Once again what looked like a promising start was derailed by poor leadership in this case by Mohammed Hatimy and Titus Kasuve.
Kenya continues to lag behind
Another key issue is the fact that in 2007, Kenya still has no youth development scheme, Kenya hardly ever enters age group competitions and Kenya has no viable women’s league. A shame when you consider that minnows Gambia recently qualified for the world youth cup. It is no wonder that Kenyan players are unable to make inroads into Europe. With no youth development scheme, Kenyan players do not learn the proper fundamentals at a young age and thus fail whenever they attend trials in Europe. When Bernard Lama briefly took over as Harambee stars coach in 2006, he was amazed at the fact that national team players lacked even basic ball control skills. And since Kenya does not enter age group competitions, its impossible for them to attract Euro club scouts who mainly scout players at these age group competitions. European teams are primarily interested in signing young players. Once a player reaches 23, his chances of landing in a decent European league are remote.

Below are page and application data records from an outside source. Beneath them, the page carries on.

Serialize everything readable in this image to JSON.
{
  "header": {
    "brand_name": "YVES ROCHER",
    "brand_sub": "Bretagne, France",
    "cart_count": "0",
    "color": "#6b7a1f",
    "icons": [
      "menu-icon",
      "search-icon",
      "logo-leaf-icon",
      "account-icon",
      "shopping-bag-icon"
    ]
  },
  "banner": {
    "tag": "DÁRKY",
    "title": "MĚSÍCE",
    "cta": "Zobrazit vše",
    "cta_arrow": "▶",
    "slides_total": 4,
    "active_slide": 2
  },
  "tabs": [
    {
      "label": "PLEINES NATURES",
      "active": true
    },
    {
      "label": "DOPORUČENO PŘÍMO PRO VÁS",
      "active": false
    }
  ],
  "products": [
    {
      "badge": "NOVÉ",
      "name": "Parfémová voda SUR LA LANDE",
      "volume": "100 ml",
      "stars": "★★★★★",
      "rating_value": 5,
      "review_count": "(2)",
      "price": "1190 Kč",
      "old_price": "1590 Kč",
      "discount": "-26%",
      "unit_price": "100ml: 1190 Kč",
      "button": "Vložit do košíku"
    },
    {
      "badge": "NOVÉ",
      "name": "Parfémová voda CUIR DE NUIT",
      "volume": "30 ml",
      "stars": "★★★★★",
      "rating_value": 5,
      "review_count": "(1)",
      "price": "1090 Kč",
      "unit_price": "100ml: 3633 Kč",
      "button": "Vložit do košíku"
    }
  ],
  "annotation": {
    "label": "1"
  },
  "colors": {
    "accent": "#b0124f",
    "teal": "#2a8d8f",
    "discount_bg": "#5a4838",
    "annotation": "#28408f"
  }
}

Yet having a U-17 and U-20 team is not enough. What is needed is a program that trains players from all over the country and instills in them proper fundamentals at a young age. Eritrea did it and it payed off for them as they beat Kenya both home and away.
Further down memory lane: The early 1980s

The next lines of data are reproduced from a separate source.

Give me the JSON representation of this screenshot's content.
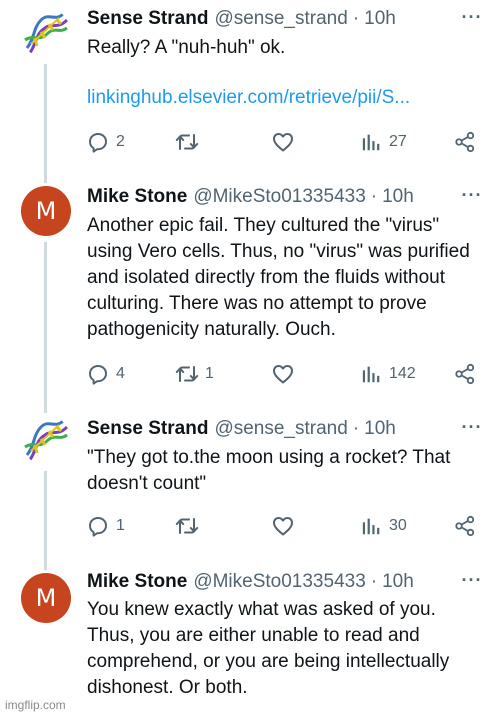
{
  "tweets": [
    {
      "name": "Sense Strand",
      "handle": "@sense_strand",
      "time": "10h",
      "text": "Really? A \"nuh-huh\" ok.",
      "link": "linkinghub.elsevier.com/retrieve/pii/S...",
      "replies": "2",
      "retweets": "",
      "views": "27",
      "avatar": "dna-helix-logo"
    },
    {
      "name": "Mike Stone",
      "handle": "@MikeSto01335433",
      "time": "10h",
      "text": "Another epic fail. They cultured the \"virus\" using Vero cells. Thus, no \"virus\" was purified and isolated directly from the fluids without culturing. There was no attempt to prove pathogenicity naturally. Ouch.",
      "replies": "4",
      "retweets": "1",
      "views": "142",
      "avatar_letter": "M"
    },
    {
      "name": "Sense Strand",
      "handle": "@sense_strand",
      "time": "10h",
      "text": "\"They got to.the moon using a rocket? That doesn't count\"",
      "replies": "1",
      "retweets": "",
      "views": "30",
      "avatar": "dna-helix-logo"
    },
    {
      "name": "Mike Stone",
      "handle": "@MikeSto01335433",
      "time": "10h",
      "text": "You knew exactly what was asked of you. Thus, you are either unable to read and comprehend, or you are being intellectually dishonest. Or both.",
      "avatar_letter": "M"
    }
  ],
  "separator": "·",
  "more_glyph": "···",
  "colors": {
    "accent_link": "#1d9bf0",
    "muted_text": "#536471",
    "avatar_m": "#c6451f",
    "thread_line": "#cfd9de"
  },
  "watermark": "imgflip.com"
}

Kenya did not enter the qualifiers for the qualifiers for Abidjan 1984. Why they did not enter is inexplicable given that the country was not banned at the time. Was it KFF incompetence that led to the non-registration ? That would not be surprising given KFF’s history of incompetence. The KFF was at the time led by Clement Gachanja who was using the KFF chairmanship as a platform to launch his political career.

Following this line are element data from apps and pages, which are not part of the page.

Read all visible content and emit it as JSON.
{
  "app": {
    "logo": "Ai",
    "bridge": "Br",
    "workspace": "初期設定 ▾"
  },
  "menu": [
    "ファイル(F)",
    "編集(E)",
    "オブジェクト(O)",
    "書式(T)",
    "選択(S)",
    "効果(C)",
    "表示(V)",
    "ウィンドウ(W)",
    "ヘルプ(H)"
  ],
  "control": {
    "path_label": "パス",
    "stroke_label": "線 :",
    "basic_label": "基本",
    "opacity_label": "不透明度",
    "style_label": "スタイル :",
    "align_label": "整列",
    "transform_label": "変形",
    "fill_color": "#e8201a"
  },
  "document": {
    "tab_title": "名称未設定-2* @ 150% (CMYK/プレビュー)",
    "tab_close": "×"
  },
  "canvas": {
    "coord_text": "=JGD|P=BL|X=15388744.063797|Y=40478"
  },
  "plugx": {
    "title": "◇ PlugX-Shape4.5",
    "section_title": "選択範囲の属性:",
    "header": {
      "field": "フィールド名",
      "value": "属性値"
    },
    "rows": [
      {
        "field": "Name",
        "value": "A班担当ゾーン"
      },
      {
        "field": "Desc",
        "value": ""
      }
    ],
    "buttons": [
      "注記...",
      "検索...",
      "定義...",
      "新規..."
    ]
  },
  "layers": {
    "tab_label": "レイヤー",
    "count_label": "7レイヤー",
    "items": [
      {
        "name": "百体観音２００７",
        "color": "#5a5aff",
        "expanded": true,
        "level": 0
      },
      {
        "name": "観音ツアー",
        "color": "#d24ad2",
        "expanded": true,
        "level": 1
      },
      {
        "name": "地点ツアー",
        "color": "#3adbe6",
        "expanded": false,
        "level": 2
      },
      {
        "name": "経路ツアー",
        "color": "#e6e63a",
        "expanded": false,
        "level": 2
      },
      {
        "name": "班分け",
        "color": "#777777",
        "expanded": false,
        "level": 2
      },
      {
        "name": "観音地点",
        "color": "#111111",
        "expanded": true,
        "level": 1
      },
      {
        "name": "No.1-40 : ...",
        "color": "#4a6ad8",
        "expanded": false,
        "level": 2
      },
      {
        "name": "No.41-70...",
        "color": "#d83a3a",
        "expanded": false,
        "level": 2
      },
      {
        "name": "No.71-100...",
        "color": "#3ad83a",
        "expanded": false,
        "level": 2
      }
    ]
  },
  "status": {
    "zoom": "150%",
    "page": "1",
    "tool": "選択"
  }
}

In the Egypt 1986 qualifiers, Kenya faced Algeria in round 1. At the time Algeria was possibly the best African team. They twice qualified for the world cup and boasted legendary players like Belloumi, Madjer, Fergani and Kaci Said. It was the same Algeria team that beat Germany at the 1982 World cup. Kenyan fans packed the Nyayo national stadium expecting fireworks. Kenya were at the time coached by Marshall Mulwa. Players who played for him have intimated that Mulwa was not tactically astute but his greatest strength was in motivating players to play above themselves. As a sidebar Algeria trouped into the field in their classic green and white outfits. Kenya on the other hand were wearing a uniform that looked more like a tie and dye shirt that had at least 6 colors. Worse still it was the much reviled orbit sports brand. On the field however Kenya gave a good account of themselves, often outplaying the Algerians. Douglas Mutua brought the crowd to its feet when he weaved past the Algerian defence but sent his powerful shot against the cross bar. The match ended 0-0. In the return leg however, Algeria showed their class beating Kenya 3-0.
Then like now, the gap between Kenya and Africa’s best was too large to bridge. Yet it has never been due to lack of talent. If Kenya were to be blessed with a group of officials who are patriotic, committed to the cause, who have good ideas, Kenya could be on its way to matching Africa’s best. Keep in mind that in the 1980s, the likes of Senegal and Tunisia were not ahead of Kenya.